And at the forefront of this embarrassment we call our Congress is Speaker of the House John Boehner.
Not only has Boehner failed to accomplish much of anything while he’s been in power, but many within his own party don’t respect him. Even when he offered a “Plan B” deal to avoid the “Fiscal Cliff” earlier this year, he had to pull the legislation because he couldn’t get it to pass the Republican-controlled House.
He’s failed to even control the fringe right-wing members of his party in the House of Representatives, often letting the clowns run the circus.
Tell me, what has he done?
Can we count the 37 votes to unsuccessfully repeal “Obamacare?” I mean, that’s something, right?
People can’t say he’s been big on jobs, because the House hasn’t passed a single meaningful jobs bill. Passing bills that call for more of the same failed policies we had under Bush isn’t “passing a jobs bill,” it’s playing politics and pandering to your base.
Then there was the whole “immediate debt crisis” he harped on for over 4 years–-until he admitted recently that there isn’t an immediate debt crisis.

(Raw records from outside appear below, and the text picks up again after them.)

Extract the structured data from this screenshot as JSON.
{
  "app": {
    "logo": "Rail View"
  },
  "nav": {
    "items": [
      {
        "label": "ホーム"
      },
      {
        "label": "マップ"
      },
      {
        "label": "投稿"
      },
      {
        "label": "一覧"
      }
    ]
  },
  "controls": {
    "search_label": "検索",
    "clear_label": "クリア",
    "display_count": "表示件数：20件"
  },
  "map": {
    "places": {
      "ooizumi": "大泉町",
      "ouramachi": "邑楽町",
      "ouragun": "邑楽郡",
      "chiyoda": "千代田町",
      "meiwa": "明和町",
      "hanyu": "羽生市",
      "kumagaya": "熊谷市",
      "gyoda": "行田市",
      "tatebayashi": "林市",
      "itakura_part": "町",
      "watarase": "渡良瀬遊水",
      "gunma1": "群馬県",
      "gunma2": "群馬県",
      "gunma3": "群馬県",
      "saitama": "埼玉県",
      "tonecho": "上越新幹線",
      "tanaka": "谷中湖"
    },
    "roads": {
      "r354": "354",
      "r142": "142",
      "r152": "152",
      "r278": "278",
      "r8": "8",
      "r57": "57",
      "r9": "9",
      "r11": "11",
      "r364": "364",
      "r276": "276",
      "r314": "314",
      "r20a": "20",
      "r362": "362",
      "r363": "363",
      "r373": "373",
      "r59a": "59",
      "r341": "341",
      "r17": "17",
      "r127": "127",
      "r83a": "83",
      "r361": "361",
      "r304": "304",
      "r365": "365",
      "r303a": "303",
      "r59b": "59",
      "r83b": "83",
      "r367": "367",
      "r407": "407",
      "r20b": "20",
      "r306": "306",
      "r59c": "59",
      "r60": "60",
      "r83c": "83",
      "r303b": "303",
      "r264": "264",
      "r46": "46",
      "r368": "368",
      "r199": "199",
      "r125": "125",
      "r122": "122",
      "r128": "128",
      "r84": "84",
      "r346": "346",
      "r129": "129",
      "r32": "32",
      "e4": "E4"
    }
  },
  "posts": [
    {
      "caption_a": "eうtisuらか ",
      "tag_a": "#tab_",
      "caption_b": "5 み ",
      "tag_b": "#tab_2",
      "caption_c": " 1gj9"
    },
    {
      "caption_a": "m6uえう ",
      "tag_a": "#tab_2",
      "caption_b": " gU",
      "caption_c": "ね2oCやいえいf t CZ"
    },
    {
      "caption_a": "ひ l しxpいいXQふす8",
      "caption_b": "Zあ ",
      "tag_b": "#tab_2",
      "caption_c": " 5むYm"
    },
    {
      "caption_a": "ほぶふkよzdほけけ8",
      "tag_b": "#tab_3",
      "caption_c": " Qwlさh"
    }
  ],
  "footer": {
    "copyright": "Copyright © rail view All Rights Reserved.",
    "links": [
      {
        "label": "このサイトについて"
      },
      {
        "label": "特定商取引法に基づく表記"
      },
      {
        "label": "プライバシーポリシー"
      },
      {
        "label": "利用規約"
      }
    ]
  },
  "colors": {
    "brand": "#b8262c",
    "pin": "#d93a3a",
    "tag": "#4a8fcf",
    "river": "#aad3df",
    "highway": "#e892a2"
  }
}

And if we haven’t had an immediate debt crisis for the last 4 years, just why the hell has he been lying to the American people saying we do? Isn’t that why Republicans claimed we had to cut tens of thousands of government jobs? Because we had to “tackle the immediate debt crisis?”
So what Boehner essentially admitted a couple of months ago is that thousands of people lost their jobs based on a lie.
We also can’t forget that as the Tea Party started gaining power, Boehner was a leading supporter of the mechanism which is now tearing his party apart. As a senior leader of his party, he sold the future of the GOP out for a temporary spike in popularity in 2010. Sure they captured the House during those midterm elections, but that’s not why the Tea Party was created. The Tea Party’s main purpose was defeating Obama in 2012.
And as we all know, they failed miserably at doing that.
He had to know then, this level of crazy being given influence in his party would ultimately backfire. But Boehner lacks spine, foresight and the courage to be a true leader. Instead of standing against the tidal wave of insanity, he embraced it.
I shouldn’t really use the past tense “embraced,” because he still continues to pander to the far-right extreme members of the House.
Then let’s not forget Benghazi. Boehner has been one of the most vocal Republicans in trying to create some fake conspiracy to either bring down President Obama, or set up an attack plan against Hillary Clinton in 2016. But the more Republicans push this issue that most Americans don’t care about, the more President Obama’s approval rating has actually risen.
All of these items are added to the list that already includes failure after failure in trying to stage political stunts that end up making Republicans, not President Obama, look foolish.
From the debt ceiling debacle, the GOP attempts to double student loan interest rates, the fiscal cliff fiasco and Republicans threatening to raise taxes on 98% of Americans to keep tax breaks for the top 2% (and numerous other instances)—Republicans have come out on the other side of each issue looking like the ones causing the problems, without offering any real solutions.
We’ve seen some dysfunctional government at times in this country, but I can’t think of many times we’ve seen such failed leadership as we’ve had with the House of Representatives since Boehner became Speaker of the House.
But you don’t need to take my word for it, just ask Republicans—many of them seem to agree.